I had a thought that scared and intrigued me this week. It went something like this:
“What if I am the villain in someone else’s story?”
Maybe villain is too strong a word – as I’m fairly sure that I haven’t done anything that would make me the “bad gal” in a Disney movie. I could rephrase it this way:
“What if I am ‘in the wrong’ in someone else’s story?”
Wow, am I uncomfortable with this thought! It makes me feel a little icky, if I’m fully honest with you. I don’t like being wrong. I don’t like to think of myself as the “bad gal”. I want everyone to know that I love them and would never want to hurt them. Yet, what if, despite all of that, I am still wrong? What if I have still caused lingering hurt? Darn it, I just know this must be true: I’m sure there’s someone for whom I have come out on the wrong side, whom I have hurt, for whom I am the “villain”.
Yet, I think there is something special about this relationship. There is a part of me that wants to embrace this villain status. People love movie villains, right?!? Why is that?
Here are a few examples of how understanding that you may be the villain is healthy:
1) I’m sure a huge part of parenthood (especially for those who have a teenager) is being comfortable being the “awful parent” who sets boundaries and punishes when those boundaries are ignored/blatantly crossed/forgotten.
2) This view of yourself (as the “bad guy/gal) works in opposition to another story character we might find ourselves often being: the victim. When we always find ourselves as the victim, we may inadvertently start to feel/believe that we have less control over the course of our own lives. We may start to miss some of the options that life offers us, or start to feel persecuted by having to “accept” less than favorable options. When we see ourselves as the “villain”, we can remind ourselves that we do have power.

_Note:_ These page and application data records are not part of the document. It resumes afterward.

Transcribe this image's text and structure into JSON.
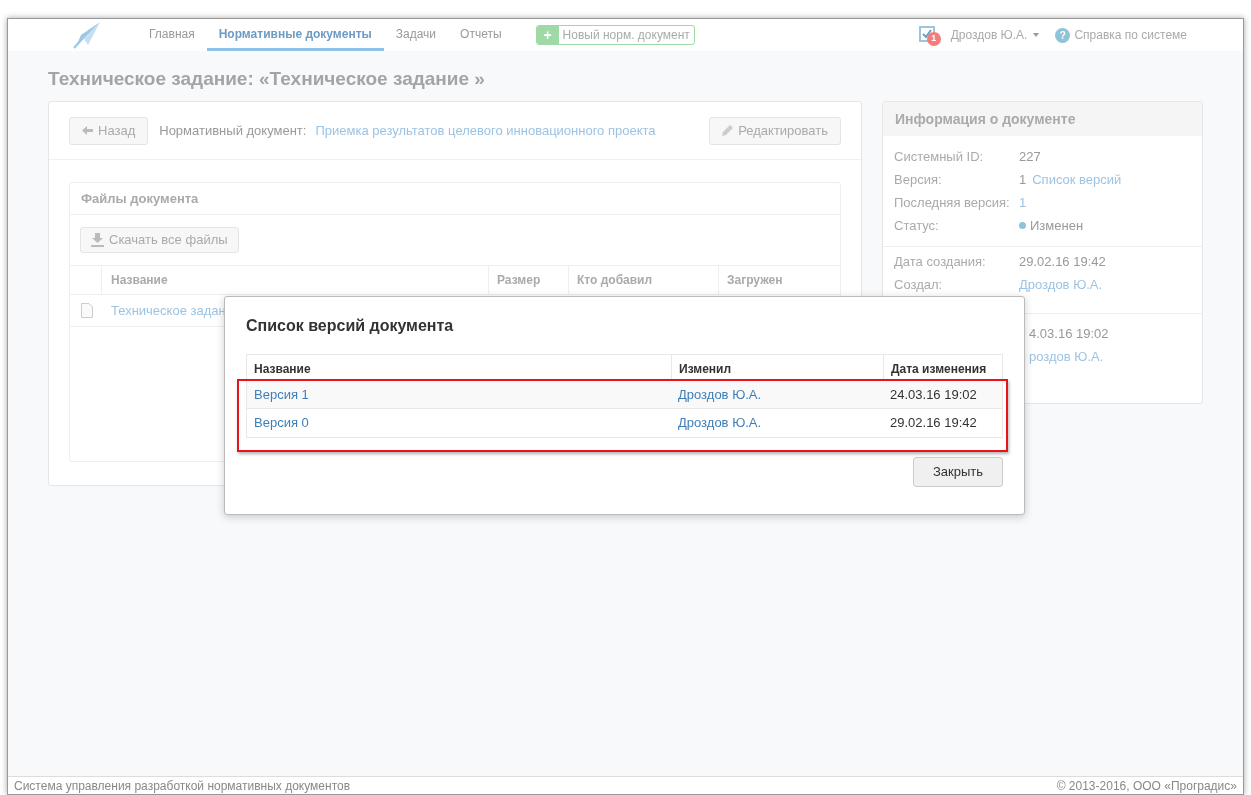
{
  "nav": {
    "items": [
      {
        "label": "Главная",
        "selected": false
      },
      {
        "label": "Нормативные документы",
        "selected": true
      },
      {
        "label": "Задачи",
        "selected": false
      },
      {
        "label": "Отчеты",
        "selected": false
      }
    ],
    "new_button": {
      "icon": "+",
      "label": "Новый норм. документ"
    },
    "user": {
      "name": "Дроздов Ю.А.",
      "badge": "1"
    },
    "help": {
      "icon": "?",
      "label": "Справка по системе"
    }
  },
  "page_title": "Техническое задание: «Техническое задание »",
  "toolbar": {
    "back": "Назад",
    "doc_label": "Нормативный документ:",
    "doc_link": "Приемка результатов целевого инновационного проекта",
    "edit": "Редактировать"
  },
  "files": {
    "title": "Файлы документа",
    "download": "Скачать все файлы",
    "columns": [
      "Название",
      "Размер",
      "Кто добавил",
      "Загружен"
    ],
    "rows": [
      {
        "name": "Техническое задан"
      }
    ]
  },
  "info": {
    "title": "Информация о документе",
    "rows": [
      {
        "label": "Системный ID:",
        "parts": [
          {
            "kind": "plain",
            "text": "227"
          }
        ]
      },
      {
        "label": "Версия:",
        "parts": [
          {
            "kind": "plain",
            "text": "1"
          },
          {
            "kind": "link",
            "text": "Список версий"
          }
        ]
      },
      {
        "label": "Последняя версия:",
        "parts": [
          {
            "kind": "link",
            "text": "1"
          }
        ]
      },
      {
        "label": "Статус:",
        "parts": [
          {
            "kind": "status",
            "text": "Изменен",
            "color": "#8ec3d8"
          }
        ]
      }
    ],
    "created": [
      {
        "label": "Дата создания:",
        "parts": [
          {
            "kind": "plain",
            "text": "29.02.16 19:42"
          }
        ]
      },
      {
        "label": "Создал:",
        "parts": [
          {
            "kind": "link",
            "text": "Дроздов Ю.А."
          }
        ]
      }
    ],
    "modified_partial": [
      {
        "kind": "plain",
        "text": "4.03.16 19:02"
      },
      {
        "kind": "link",
        "text": "роздов Ю.А."
      }
    ]
  },
  "modal": {
    "title": "Список версий документа",
    "columns": [
      "Название",
      "Изменил",
      "Дата изменения"
    ],
    "rows": [
      {
        "name": "Версия 1",
        "author": "Дроздов Ю.А.",
        "date": "24.03.16 19:02"
      },
      {
        "name": "Версия 0",
        "author": "Дроздов Ю.А.",
        "date": "29.02.16 19:42"
      }
    ],
    "close": "Закрыть"
  },
  "footer": {
    "left": "Система управления разработкой нормативных документов",
    "right": "© 2013-2016, ООО «Проградис»"
  }
}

3) This view of yourself (as the “bad guy/gal) works in opposition to another story character we might find ourselves often being: the hero. When we always find ourselves to be the hero, we may inadvertently start to feel/believe that we are always right. As the hero, our version of the story is always the most accurate, the most ethical, the most important. It’s also easy to slip from hero status to victim status and vice versa. When we see ourselves as the villain, it may help us see the perspective of another. It may help us truly see others, to acknowledge the reality of another. It stops us from being overly selfish and reminds us that the way another person understands reality is valid.
In what relationships might you be the villain?
Are there times in your past that you can see now that maybe you were on the wrong side?
In what areas of your life might you learn something new if you think about yourself as the villain instead of a victim or hero?